→ Data records:
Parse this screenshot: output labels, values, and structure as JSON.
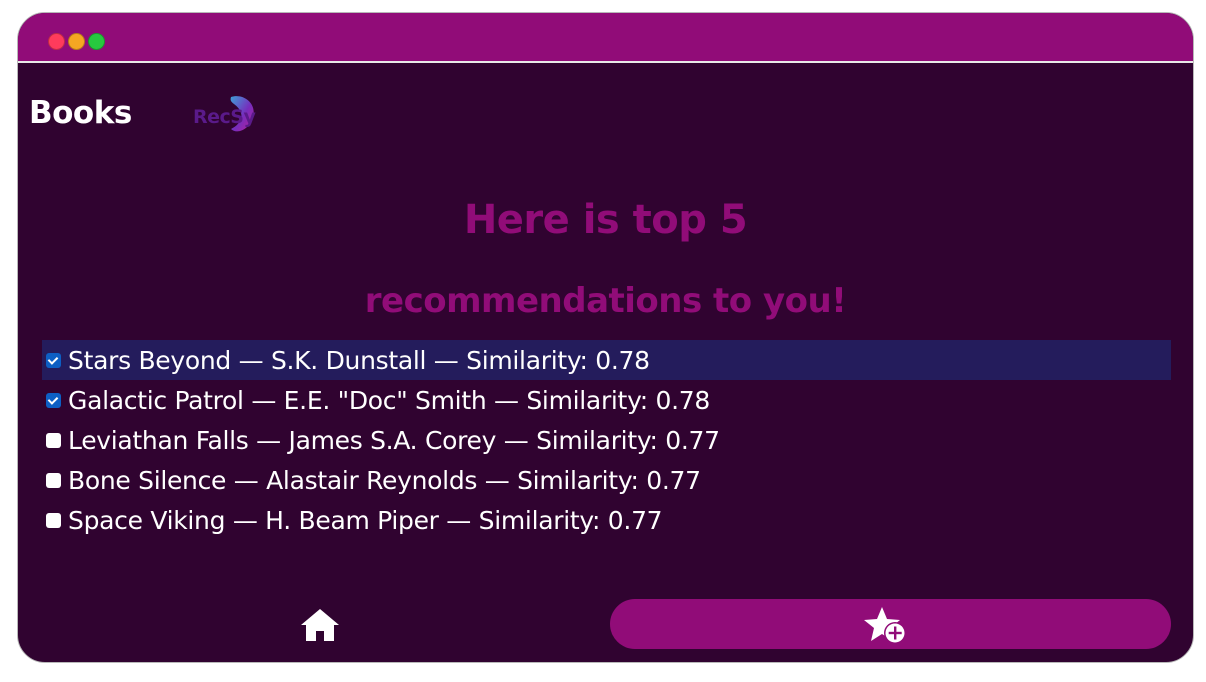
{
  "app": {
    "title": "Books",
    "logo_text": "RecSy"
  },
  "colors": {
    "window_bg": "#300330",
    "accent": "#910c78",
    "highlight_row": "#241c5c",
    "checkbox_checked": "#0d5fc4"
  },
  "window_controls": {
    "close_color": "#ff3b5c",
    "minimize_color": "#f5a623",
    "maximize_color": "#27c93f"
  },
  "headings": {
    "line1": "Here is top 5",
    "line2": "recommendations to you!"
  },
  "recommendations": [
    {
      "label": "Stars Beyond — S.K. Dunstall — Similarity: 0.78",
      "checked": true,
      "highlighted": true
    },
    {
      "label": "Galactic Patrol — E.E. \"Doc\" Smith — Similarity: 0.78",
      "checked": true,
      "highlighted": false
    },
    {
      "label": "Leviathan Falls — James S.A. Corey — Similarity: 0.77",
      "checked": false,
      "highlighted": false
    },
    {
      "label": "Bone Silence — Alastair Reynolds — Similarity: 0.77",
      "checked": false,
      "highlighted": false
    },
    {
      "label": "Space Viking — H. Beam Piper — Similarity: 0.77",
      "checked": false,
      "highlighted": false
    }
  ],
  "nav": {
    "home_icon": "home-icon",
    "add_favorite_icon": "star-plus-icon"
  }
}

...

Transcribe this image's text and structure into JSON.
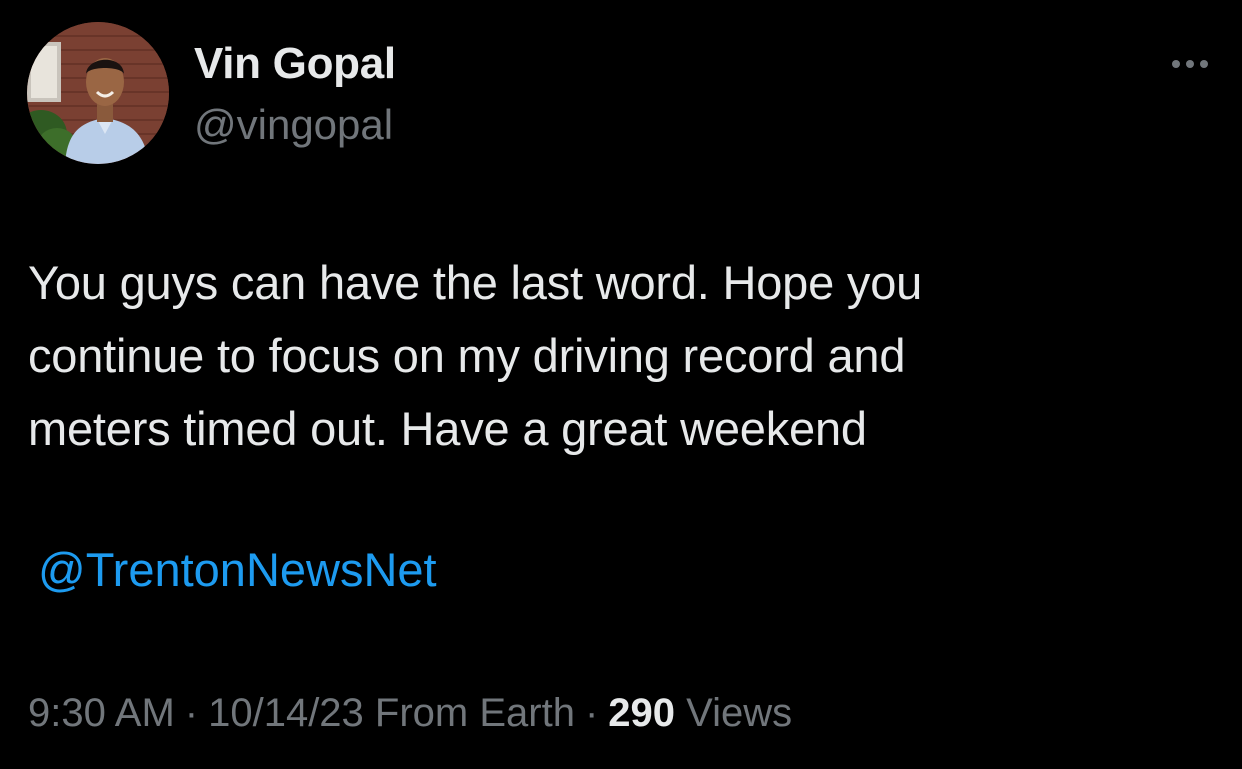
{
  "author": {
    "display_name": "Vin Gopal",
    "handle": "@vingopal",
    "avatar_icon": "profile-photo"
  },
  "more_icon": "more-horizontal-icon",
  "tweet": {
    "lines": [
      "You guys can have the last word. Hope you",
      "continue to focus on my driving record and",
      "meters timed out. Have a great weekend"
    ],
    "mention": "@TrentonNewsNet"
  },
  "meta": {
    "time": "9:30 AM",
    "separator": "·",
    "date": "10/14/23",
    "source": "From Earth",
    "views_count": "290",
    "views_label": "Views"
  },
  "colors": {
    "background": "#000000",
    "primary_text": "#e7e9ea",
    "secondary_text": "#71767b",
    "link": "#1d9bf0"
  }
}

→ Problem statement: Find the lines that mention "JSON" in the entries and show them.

→ Finished exercise:
Parse this screenshot: output labels, values, and structure as JSON.
Transcribe this image's text and structure into JSON.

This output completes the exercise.